I grew up on that black rhythm and blues.  And so that’s basically where I keep myself. Although I’ve learned to sing rock as well.  You know there’s a learning process to doing that.  The learning process in the sense that.  For example when I was with Rainbow, Richie wanted me to do more pointed tones.  Operatic almost, very operatic. You know that whole big thing.  Now I’m using more of a growly voice at times, but still clean.  And on this new Rated X cd I found a new tinder which is complimentary and works with the music.  So I grew up with country, with jazz on the guitar, and jazz singers.  So my influences were vast and wide.  So when I teach at the School of Rock or anything, I always tell the kids number one, never limit yourself to what you can do.  If you’re playing drums pick up a guitar, you never know you might be able to play it!  You know as I said I never was a singer and I found out I’m a singer and now I’m known as a singer.  Things can turn around.  So don’t limit yourself, take your influences and use them wisely.  And try to listen to all kinds of music so you’re well rounded.  And I think that’s what keeps me more than one-dimensional as a singer or a player.

CAS:  So alright, tell me about Rated X.  I’m so excited about the new band.

JLT:  So Rated X is a band that (they said) we really need to highlight your vocals.
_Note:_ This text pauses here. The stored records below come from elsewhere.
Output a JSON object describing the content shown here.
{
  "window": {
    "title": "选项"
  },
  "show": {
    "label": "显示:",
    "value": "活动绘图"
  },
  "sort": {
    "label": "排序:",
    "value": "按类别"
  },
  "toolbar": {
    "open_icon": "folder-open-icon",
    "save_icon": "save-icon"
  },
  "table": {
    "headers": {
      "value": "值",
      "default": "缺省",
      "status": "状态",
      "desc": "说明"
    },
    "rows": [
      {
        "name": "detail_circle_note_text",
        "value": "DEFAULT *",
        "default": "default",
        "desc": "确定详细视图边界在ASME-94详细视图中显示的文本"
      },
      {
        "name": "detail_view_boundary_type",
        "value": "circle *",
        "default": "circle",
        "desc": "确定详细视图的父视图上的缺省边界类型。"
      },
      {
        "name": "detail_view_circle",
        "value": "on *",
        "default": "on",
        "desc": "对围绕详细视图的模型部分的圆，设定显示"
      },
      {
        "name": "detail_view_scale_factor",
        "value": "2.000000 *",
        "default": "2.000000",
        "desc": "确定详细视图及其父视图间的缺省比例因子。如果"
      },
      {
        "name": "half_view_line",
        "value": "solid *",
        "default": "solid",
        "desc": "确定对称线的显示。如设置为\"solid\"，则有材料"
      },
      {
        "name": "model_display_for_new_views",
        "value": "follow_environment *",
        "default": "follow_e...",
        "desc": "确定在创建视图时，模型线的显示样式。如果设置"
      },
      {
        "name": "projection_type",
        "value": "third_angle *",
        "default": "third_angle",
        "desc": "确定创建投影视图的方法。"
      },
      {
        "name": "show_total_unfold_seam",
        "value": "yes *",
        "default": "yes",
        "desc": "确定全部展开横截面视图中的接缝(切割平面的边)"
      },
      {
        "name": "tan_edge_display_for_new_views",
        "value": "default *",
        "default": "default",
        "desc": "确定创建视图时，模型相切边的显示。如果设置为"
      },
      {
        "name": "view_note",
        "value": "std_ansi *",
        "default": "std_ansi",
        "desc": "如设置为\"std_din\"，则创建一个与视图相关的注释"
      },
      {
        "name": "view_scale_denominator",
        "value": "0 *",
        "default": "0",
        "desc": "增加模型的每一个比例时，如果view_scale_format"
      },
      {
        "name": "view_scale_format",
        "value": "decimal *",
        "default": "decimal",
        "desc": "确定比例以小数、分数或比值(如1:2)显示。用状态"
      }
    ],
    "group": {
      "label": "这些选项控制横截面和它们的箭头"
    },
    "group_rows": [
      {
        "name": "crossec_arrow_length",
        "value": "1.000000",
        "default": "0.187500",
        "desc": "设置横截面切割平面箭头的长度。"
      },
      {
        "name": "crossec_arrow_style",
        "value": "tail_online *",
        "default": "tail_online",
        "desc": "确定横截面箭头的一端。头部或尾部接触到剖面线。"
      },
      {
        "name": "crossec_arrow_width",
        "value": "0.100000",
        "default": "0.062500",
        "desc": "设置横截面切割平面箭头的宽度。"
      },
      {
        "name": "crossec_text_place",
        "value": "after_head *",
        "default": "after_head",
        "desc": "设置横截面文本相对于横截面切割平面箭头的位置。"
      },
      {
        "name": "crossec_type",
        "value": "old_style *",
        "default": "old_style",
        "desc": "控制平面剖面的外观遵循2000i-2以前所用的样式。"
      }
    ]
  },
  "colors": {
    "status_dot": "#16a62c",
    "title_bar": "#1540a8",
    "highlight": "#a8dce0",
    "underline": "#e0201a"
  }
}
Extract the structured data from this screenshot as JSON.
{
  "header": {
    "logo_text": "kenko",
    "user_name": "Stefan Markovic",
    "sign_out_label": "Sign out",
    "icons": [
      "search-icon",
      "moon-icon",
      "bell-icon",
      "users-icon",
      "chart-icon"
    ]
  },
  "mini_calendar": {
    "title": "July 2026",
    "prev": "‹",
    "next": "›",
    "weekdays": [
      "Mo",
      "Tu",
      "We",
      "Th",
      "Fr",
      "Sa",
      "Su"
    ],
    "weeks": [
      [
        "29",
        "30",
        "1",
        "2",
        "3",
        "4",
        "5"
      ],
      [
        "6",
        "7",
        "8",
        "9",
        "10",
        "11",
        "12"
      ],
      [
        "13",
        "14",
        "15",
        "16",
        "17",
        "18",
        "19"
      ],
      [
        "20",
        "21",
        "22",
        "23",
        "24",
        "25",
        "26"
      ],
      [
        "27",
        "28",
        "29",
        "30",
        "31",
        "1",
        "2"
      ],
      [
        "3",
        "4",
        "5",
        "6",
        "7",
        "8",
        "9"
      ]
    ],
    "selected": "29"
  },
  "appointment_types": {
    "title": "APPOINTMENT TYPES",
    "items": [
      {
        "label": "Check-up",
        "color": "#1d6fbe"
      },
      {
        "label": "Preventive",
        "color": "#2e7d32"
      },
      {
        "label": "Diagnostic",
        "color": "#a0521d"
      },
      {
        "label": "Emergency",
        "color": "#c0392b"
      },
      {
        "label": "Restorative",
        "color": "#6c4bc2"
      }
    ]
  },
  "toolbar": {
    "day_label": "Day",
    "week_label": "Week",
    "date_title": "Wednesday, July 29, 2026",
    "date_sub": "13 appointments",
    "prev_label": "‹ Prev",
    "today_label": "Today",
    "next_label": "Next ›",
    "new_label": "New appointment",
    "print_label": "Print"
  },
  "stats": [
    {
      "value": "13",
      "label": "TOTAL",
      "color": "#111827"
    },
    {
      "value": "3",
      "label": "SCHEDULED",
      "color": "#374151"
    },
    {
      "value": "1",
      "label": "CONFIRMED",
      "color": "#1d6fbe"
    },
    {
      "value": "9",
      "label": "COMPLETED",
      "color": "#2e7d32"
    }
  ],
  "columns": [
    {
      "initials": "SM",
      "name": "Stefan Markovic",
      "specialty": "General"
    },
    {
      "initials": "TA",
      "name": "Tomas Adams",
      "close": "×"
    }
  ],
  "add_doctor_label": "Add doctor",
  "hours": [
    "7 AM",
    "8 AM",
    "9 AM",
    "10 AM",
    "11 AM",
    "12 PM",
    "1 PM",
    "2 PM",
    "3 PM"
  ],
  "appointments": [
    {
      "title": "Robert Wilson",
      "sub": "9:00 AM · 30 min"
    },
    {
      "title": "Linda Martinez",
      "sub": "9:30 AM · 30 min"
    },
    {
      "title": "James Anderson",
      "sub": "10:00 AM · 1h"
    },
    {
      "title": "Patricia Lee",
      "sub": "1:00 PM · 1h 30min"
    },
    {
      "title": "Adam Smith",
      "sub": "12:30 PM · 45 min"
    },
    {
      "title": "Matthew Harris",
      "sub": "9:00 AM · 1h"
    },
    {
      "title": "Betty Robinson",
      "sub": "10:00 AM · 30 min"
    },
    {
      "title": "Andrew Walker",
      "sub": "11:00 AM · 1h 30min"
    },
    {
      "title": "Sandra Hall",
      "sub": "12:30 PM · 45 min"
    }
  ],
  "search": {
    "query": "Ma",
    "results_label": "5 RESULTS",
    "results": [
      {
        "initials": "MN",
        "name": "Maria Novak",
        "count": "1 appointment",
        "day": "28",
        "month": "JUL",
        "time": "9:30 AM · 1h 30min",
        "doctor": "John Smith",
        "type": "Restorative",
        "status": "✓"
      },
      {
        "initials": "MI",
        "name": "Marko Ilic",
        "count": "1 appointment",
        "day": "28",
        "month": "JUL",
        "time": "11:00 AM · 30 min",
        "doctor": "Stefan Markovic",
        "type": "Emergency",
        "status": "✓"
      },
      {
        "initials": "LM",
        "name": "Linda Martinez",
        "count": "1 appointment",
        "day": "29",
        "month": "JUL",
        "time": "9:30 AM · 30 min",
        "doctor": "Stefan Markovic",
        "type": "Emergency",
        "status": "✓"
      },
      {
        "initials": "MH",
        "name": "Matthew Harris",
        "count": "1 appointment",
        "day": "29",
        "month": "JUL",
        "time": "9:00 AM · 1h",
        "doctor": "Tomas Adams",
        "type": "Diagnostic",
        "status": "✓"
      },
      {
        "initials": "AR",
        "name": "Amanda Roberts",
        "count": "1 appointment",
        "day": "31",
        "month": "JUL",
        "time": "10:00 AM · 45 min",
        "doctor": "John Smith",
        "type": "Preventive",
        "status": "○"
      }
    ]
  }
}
And I said cool, okay.  And as you know nowadays the time of selling cds is over, and the only way we can make money is to play on the road.  So I’ve been on the road a lot.  I’m fortunate that people still want to see me.  You know I’m out there in Europe mostly.  The money’s not here so I go where I’m welcomed.  I mean you’re wanted there, you go there.  So I’m on the road a lot.  I came home for a couple of weeks for some rn’r

We wanted this to be a band, not just a project for us.  We wanted a band with seasoned players, with lack of ego, lack of BS and all that.  And these are all seasoned professionals and they’re great guys. 

None of us were ever in the same room as each other, and yet it’s done like live.  And that’s the mark of proficient musicians.  Professionals.  Most of the people are in the studio a couple of months to do that, and we just did it separately and in our spare time!

There are no production tricks on this record.  It’s all clean and live like there’s a player playing.  It’s really deep in that sense, you listen and you hear what good players there are. You really appreciate that but yet it really comes together as one unit. 

CAS:  And finally, what would you like to tell your fans out there?

JLT:  I always tell them that I love them.  For all their love and support all these years, all the faith they put into me.  My real fans never let me down.